Zindagii Shoista: Living with dignity – Evaluation

The Zindagii Shoista (Living with Dignity) project in Tajikistan aimed to reduce violence against women and girls. In response to the intervention, significant positive changes were found in all indicators of violence, relationship dynamics, mental health and socio-economic status.

The project was implemented by International Alert, Cesvi and three local partners – ATO, Farodis and Zanoni Sharq – in four villages in Tajikistan with 80 families.

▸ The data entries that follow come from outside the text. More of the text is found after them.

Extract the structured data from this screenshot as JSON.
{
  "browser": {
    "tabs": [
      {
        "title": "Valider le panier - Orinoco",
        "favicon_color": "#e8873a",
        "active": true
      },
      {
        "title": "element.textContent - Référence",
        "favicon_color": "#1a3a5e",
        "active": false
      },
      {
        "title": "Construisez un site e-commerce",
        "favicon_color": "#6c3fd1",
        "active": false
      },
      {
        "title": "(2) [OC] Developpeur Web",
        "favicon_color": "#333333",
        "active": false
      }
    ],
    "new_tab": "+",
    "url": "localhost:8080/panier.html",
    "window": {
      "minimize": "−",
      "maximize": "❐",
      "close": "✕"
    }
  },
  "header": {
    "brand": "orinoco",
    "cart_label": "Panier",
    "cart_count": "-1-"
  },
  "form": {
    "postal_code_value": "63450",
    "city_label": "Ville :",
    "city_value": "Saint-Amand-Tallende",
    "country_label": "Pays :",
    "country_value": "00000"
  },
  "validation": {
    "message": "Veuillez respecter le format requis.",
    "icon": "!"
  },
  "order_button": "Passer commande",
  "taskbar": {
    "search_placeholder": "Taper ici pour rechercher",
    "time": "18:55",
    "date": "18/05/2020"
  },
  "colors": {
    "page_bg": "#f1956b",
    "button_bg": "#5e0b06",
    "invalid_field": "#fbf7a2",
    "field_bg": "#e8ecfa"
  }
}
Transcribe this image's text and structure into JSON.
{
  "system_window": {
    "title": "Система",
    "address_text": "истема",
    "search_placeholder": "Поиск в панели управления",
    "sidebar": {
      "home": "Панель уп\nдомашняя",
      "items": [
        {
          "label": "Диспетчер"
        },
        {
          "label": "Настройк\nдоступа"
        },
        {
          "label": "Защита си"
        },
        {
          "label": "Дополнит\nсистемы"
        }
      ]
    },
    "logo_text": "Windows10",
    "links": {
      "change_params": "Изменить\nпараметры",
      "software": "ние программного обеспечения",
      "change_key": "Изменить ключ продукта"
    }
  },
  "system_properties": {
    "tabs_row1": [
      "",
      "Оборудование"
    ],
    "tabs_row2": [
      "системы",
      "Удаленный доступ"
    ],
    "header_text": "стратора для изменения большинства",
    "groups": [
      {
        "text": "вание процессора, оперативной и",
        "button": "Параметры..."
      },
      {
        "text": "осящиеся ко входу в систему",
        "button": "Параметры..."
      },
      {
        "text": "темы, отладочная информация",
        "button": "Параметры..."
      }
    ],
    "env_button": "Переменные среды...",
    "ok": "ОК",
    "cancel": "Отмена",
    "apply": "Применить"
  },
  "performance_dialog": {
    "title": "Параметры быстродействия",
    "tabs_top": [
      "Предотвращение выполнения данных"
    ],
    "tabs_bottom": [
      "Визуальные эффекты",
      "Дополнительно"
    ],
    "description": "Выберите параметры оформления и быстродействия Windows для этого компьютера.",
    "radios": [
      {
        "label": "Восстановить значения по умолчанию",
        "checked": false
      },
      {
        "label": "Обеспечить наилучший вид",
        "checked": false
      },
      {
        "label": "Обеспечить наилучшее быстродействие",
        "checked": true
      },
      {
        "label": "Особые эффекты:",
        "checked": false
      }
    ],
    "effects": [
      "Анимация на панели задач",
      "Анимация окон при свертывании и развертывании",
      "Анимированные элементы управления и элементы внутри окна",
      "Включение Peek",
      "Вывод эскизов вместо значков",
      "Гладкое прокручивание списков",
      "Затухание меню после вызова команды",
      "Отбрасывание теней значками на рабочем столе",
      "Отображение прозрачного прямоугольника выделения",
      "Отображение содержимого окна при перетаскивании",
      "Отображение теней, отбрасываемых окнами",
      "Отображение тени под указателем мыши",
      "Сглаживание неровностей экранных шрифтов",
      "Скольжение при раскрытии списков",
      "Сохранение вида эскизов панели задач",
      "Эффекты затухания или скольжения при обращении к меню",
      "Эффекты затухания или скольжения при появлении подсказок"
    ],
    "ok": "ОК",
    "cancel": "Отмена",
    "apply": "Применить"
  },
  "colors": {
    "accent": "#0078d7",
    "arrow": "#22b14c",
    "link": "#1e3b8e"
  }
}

It aimed to reduce violence against women and girls (VAWG) through a combination of gender norm, behavioural change and income-generating activities (IGA) over a period of 15 months.

Following a formative research phase, the intervention combined gendered relationship-strengthening activities, adapted from the Stepping Stones and Creating Futures interventions to the Tajik context, and a new curriculum to teach income-generating skills.

A statistically significant reduction was found in all forms of physical or sexual intimate partner violence (IPV) reported by men (perpetration) and women (experience). Overall, the number of women reporting emotional, physical or sexual IPV over the past 12 months halved – although it still remained at 33.1%. Severe emotional, sexual or physical IPV was reported by 64.5% of women at baseline. This fell to 12.2% of women at end-line.

Post-intervention, the proportion of women earning money increased approximately four-fold to 78.9%. Food and financial insecurity dropped, with the percentage of people reporting borrowing food or money in the past month reducing by 60% for women and 18% for men respectively.

By end-line evaluation, women and men showed a significant change for the better in all health measures, for example, the depression score at end-line had roughly halved (to 15.1 for women and 6.0 for men).

All measures for relationships in the family improved for women, including gender attitudes, perceived social norms on gender, women’s relationship with their husband and mother-in-law, women’s involvement in decision-making, and quarrelling.

The same changes were reported by men, except for their alcohol use and perception of women’s involvement in decision-making, where changes were not significant.

The findings are, to our knowledge, unique for both Tajikistan and the Central Asia region. This is the first study in this region in which research has examined how combining social norm change and economic empowerment can influence the complex dynamics that lead to various forms of domestic violence and IPV against women and girls.

The findings are highly promising for both reducing VAWG and improving mental health and economic security.